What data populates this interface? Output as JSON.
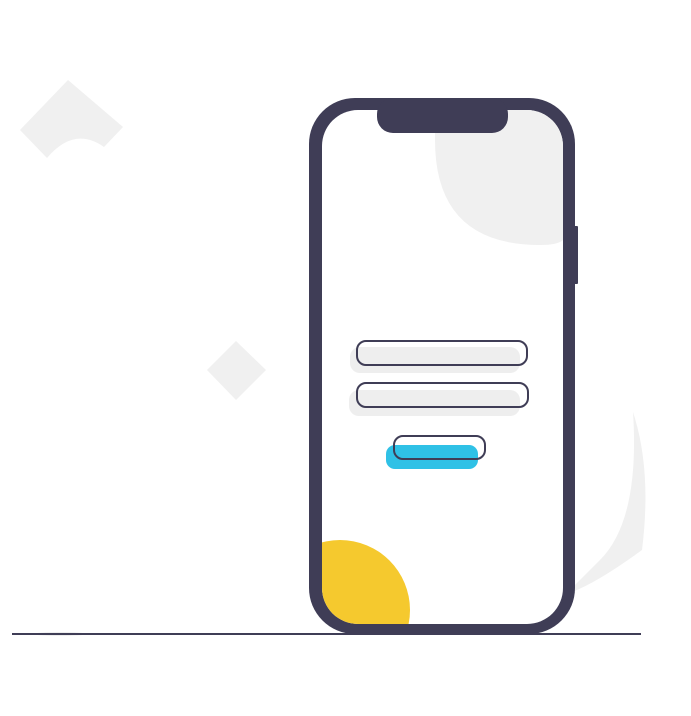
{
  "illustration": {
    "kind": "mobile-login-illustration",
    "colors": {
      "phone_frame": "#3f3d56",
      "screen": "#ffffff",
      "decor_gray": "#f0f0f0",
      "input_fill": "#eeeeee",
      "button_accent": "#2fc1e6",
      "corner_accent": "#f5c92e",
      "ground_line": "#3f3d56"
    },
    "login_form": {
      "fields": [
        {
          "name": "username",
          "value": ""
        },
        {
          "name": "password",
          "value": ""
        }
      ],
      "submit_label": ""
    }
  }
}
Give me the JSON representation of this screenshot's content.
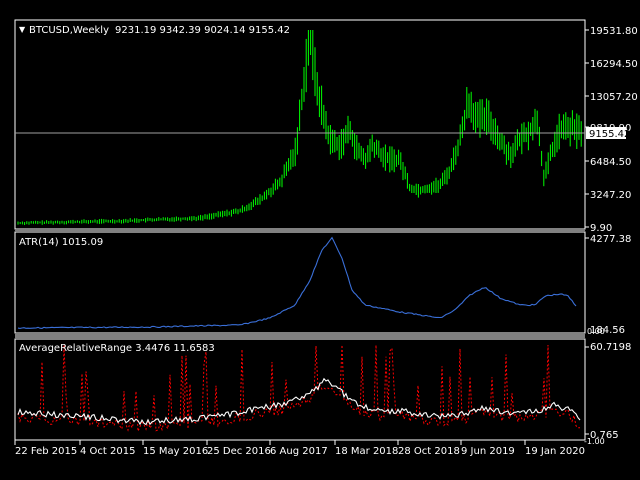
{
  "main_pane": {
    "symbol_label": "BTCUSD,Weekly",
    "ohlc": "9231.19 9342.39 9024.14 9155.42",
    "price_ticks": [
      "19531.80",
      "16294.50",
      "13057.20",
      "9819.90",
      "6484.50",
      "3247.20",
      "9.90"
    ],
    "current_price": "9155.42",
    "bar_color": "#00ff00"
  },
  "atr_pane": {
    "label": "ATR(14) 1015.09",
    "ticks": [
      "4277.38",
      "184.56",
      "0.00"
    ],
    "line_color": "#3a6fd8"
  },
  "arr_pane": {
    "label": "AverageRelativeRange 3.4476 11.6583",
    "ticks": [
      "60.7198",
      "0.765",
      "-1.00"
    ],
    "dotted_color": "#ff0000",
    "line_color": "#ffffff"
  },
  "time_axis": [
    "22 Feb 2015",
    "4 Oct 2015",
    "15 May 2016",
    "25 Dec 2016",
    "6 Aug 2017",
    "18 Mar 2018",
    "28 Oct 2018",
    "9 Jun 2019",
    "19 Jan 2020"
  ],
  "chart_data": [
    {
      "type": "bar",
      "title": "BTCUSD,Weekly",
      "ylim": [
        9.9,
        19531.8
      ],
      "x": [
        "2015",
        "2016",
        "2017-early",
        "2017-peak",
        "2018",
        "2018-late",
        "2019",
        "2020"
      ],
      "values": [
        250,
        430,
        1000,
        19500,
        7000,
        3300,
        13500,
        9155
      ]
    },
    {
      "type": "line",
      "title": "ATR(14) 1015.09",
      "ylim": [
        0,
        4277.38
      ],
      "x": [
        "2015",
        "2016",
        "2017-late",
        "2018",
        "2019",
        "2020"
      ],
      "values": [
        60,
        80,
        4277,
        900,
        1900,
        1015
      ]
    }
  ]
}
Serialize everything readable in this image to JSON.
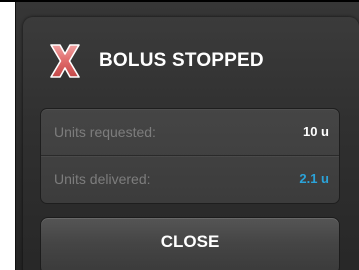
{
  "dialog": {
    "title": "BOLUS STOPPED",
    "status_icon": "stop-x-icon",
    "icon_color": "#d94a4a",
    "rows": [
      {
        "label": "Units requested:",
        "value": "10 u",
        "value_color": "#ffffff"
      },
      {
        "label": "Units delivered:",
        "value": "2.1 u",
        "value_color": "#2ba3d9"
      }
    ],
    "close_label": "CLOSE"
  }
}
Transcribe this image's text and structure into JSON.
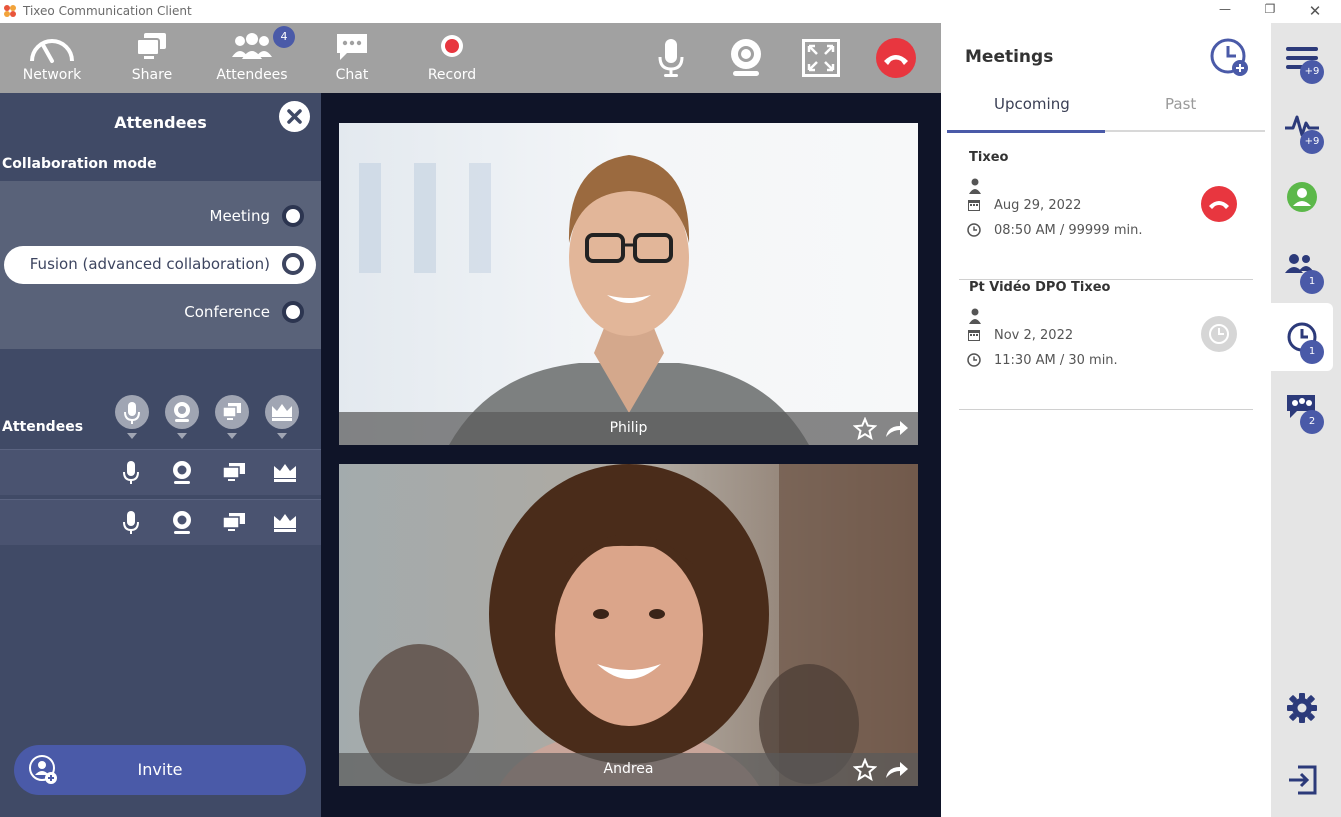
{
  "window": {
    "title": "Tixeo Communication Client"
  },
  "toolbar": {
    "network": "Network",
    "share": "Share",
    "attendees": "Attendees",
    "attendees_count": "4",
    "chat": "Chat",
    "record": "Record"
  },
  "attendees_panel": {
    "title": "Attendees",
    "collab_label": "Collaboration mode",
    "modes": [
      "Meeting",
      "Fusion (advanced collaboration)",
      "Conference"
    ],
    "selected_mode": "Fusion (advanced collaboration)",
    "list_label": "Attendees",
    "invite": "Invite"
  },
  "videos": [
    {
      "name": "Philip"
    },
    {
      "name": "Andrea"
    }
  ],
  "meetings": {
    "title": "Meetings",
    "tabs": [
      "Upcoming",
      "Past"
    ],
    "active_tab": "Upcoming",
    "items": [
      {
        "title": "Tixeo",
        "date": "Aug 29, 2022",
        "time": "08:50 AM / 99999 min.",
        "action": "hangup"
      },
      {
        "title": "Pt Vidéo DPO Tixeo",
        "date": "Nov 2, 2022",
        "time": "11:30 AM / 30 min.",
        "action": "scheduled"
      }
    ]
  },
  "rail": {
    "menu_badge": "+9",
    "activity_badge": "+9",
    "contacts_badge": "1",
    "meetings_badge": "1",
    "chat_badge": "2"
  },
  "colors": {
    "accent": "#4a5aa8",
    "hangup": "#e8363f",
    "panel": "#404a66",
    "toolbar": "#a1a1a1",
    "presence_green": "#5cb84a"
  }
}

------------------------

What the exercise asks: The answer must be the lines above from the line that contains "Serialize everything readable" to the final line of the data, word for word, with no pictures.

Task solution:
Serialize everything readable in this image to JSON.
{
  "dialog": {
    "title": "BOLUS STOPPED",
    "status_icon": "stop-x-icon",
    "icon_color": "#d94a4a",
    "rows": [
      {
        "label": "Units requested:",
        "value": "10 u",
        "value_color": "#ffffff"
      },
      {
        "label": "Units delivered:",
        "value": "2.1 u",
        "value_color": "#2ba3d9"
      }
    ],
    "close_label": "CLOSE"
  }
}
Transcribe this image's text and structure into JSON.
{
  "window": {
    "title": "Tixeo Communication Client"
  },
  "toolbar": {
    "network": "Network",
    "share": "Share",
    "attendees": "Attendees",
    "attendees_count": "4",
    "chat": "Chat",
    "record": "Record"
  },
  "attendees_panel": {
    "title": "Attendees",
    "collab_label": "Collaboration mode",
    "modes": [
      "Meeting",
      "Fusion (advanced collaboration)",
      "Conference"
    ],
    "selected_mode": "Fusion (advanced collaboration)",
    "list_label": "Attendees",
    "invite": "Invite"
  },
  "videos": [
    {
      "name": "Philip"
    },
    {
      "name": "Andrea"
    }
  ],
  "meetings": {
    "title": "Meetings",
    "tabs": [
      "Upcoming",
      "Past"
    ],
    "active_tab": "Upcoming",
    "items": [
      {
        "title": "Tixeo",
        "date": "Aug 29, 2022",
        "time": "08:50 AM / 99999 min.",
        "action": "hangup"
      },
      {
        "title": "Pt Vidéo DPO Tixeo",
        "date": "Nov 2, 2022",
        "time": "11:30 AM / 30 min.",
        "action": "scheduled"
      }
    ]
  },
  "rail": {
    "menu_badge": "+9",
    "activity_badge": "+9",
    "contacts_badge": "1",
    "meetings_badge": "1",
    "chat_badge": "2"
  },
  "colors": {
    "accent": "#4a5aa8",
    "hangup": "#e8363f",
    "panel": "#404a66",
    "toolbar": "#a1a1a1",
    "presence_green": "#5cb84a"
  }
}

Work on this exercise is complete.